Donal Dineen’s Sunken Treasure - The Space Lady’s Greatest Hits
San Francisco street msician The Space Lady - aka Susan Schneider - creates sounds that are warm, fuzzy and uncommonly endearing
The Space Lady: the definition of street music
Never judge a book by the cover, somebody once said, and we all just went along with it. There’d be a gaping hole in my record collection if I hadn’t acted on impulse every time a cover struck me as being too enticing to ignore or leave behind. Many, many strange and beautiful covers adorn the stacks on my shelf. It’s part of what makes searching for records something of a thrill.
But record shops are no longer the domain of the thrill-seeker. The internet has put the kibosh on that particular kick. The impact of the image has diminished along with the concentration given to the music itself. When something else is just a click away, restlessness invades the whole process of discovering new music.
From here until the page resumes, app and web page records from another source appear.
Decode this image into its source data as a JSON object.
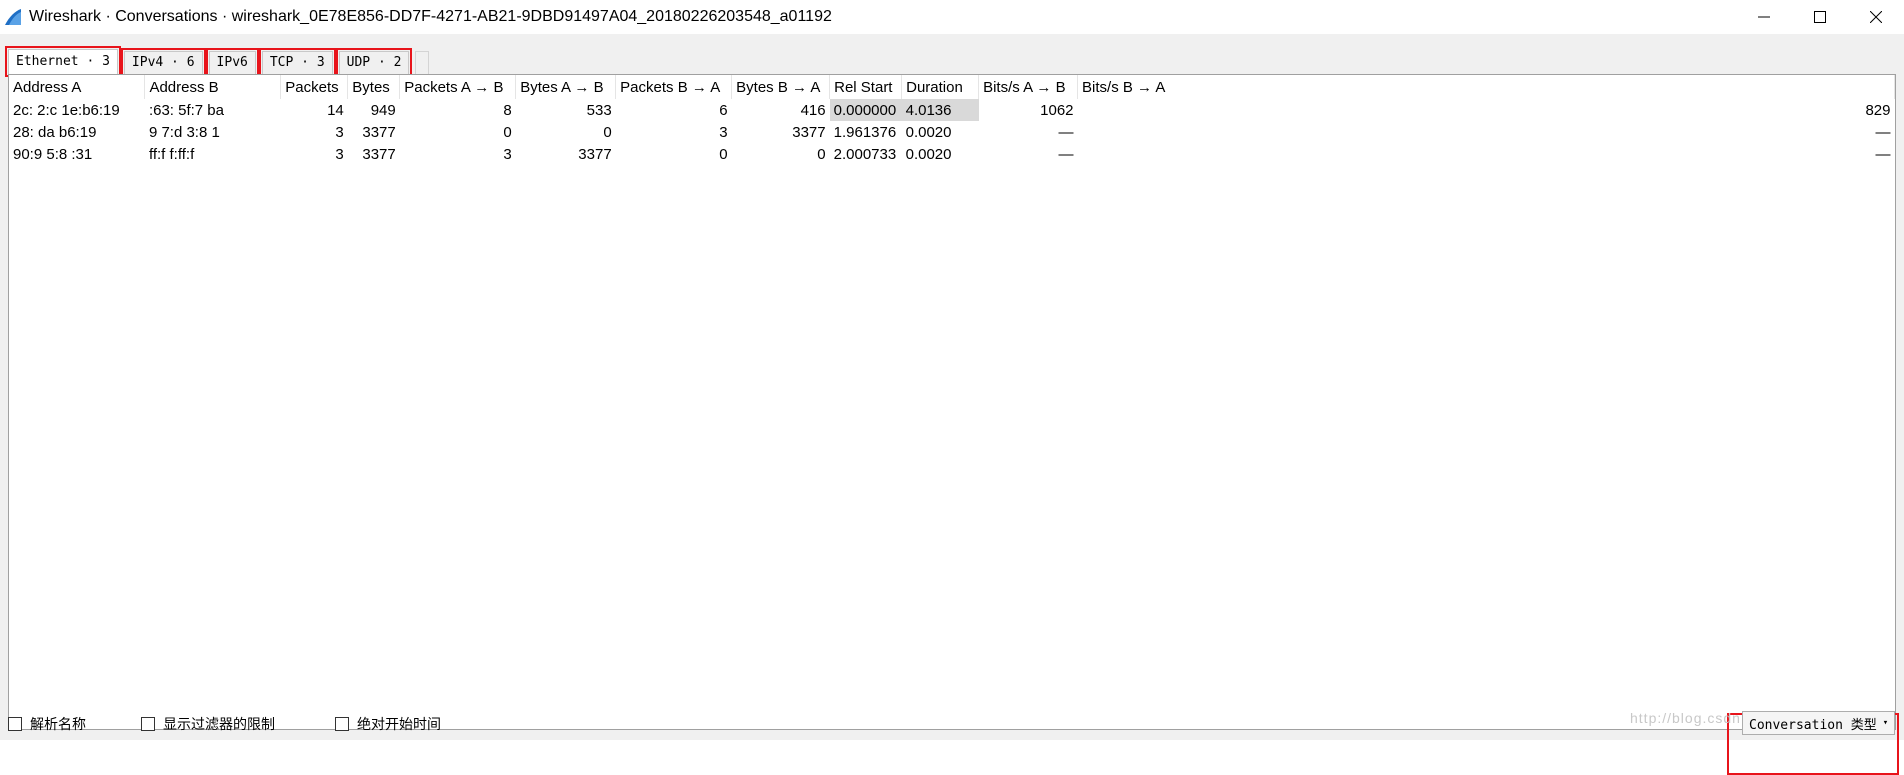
{
  "window": {
    "title": "Wireshark · Conversations · wireshark_0E78E856-DD7F-4271-AB21-9DBD91497A04_20180226203548_a01192"
  },
  "tabs": [
    {
      "label": "Ethernet · 3"
    },
    {
      "label": "IPv4 · 6"
    },
    {
      "label": "IPv6"
    },
    {
      "label": "TCP · 3"
    },
    {
      "label": "UDP · 2"
    }
  ],
  "columns": [
    "Address A",
    "Address B",
    "Packets",
    "Bytes",
    "Packets A → B",
    "Bytes A → B",
    "Packets B → A",
    "Bytes B → A",
    "Rel Start",
    "Duration",
    "Bits/s A → B",
    "Bits/s B → A"
  ],
  "rows": [
    [
      "2c:  2:c   1e:b6:19",
      "  :63:    5f:7   ba",
      "14",
      "949",
      "8",
      "533",
      "6",
      "416",
      "0.000000",
      "4.0136",
      "1062",
      "829"
    ],
    [
      "28:     da     b6:19",
      "9     7:d    3:8    1",
      "3",
      "3377",
      "0",
      "0",
      "3",
      "3377",
      "1.961376",
      "0.0020",
      "—",
      "—"
    ],
    [
      "90:9    5:8    :31",
      "ff:f     f:ff:f",
      "3",
      "3377",
      "3",
      "3377",
      "0",
      "0",
      "2.000733",
      "0.0020",
      "—",
      "—"
    ]
  ],
  "bottom": {
    "resolve_names": "解析名称",
    "limit_to_filter": "显示过滤器的限制",
    "absolute_start": "绝对开始时间",
    "watermark": "http://blog.csdn.net/",
    "conv_type_button": "Conversation 类型"
  }
}
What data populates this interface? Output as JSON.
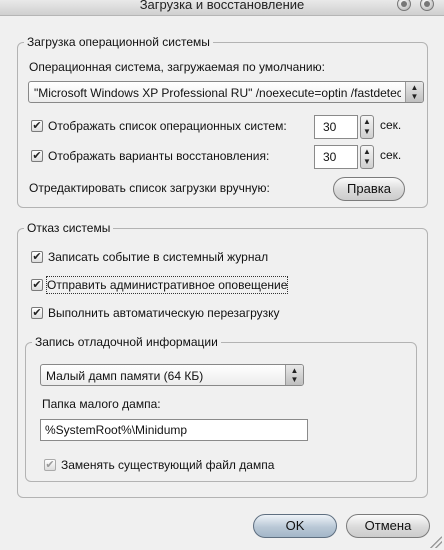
{
  "window": {
    "title": "Загрузка и восстановление"
  },
  "startup": {
    "legend": "Загрузка операционной системы",
    "default_os_label": "Операционная система, загружаемая по умолчанию:",
    "default_os_value": "\"Microsoft Windows XP Professional RU\" /noexecute=optin /fastdetect",
    "show_os_list_label": "Отображать список операционных систем:",
    "show_os_list_checked": true,
    "show_os_list_seconds": "30",
    "show_recovery_label": "Отображать варианты восстановления:",
    "show_recovery_checked": true,
    "show_recovery_seconds": "30",
    "seconds_unit": "сек.",
    "edit_label": "Отредактировать список загрузки вручную:",
    "edit_button": "Правка"
  },
  "failure": {
    "legend": "Отказ системы",
    "write_event_label": "Записать событие в системный журнал",
    "write_event_checked": true,
    "send_alert_label": "Отправить административное оповещение",
    "send_alert_checked": true,
    "auto_restart_label": "Выполнить автоматическую перезагрузку",
    "auto_restart_checked": true
  },
  "debug": {
    "legend": "Запись отладочной информации",
    "dump_type": "Малый дамп памяти (64 КБ)",
    "dump_folder_label": "Папка малого дампа:",
    "dump_folder_value": "%SystemRoot%\\Minidump",
    "overwrite_label": "Заменять существующий файл дампа",
    "overwrite_checked": true,
    "overwrite_enabled": false
  },
  "buttons": {
    "ok": "OK",
    "cancel": "Отмена"
  },
  "glyphs": {
    "check": "✔",
    "up": "▲",
    "down": "▼"
  }
}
I had never heard of The Space Lady before I saw a strangely arresting black and white picture of Susan Schneider busking on the streets of San Francisco wearing a winged helmet with a bulb on top. She reminded me of Moondog, the New York street musician and sound artist, possibly due to the helmet, something he was also fond of sporting.
But their worlds were far more closely linked than that.
They were both blessed with the kind of free spirit that allowed them to take their musical experimentation on to the streets with an artistic sensibility open enough to allow that process inform their craft. Theirs was the definition of street music. It’s how it came to be and it’s where it belonged.
The Space Lady had a whole bunch of new tools to play with to help transform her immaculately chosen covers into brittle hymns for night and day dreamers. The impact of the Casiotone WT-40 in 1983 on sound was a dramatic one.
This was a battery-powered keyboard with a smorgasbord of sounds and effects. Schneider routed her vocals through a phase-shifter so everything is drenched in echo and delay. It could have sounded chaotic and wrong but instead it’s warm, fuzzy and uncommonly endearing, with everything in its’ right place. Heart and soul are evident in abundance. Down on the street, there’s nowhere to hide.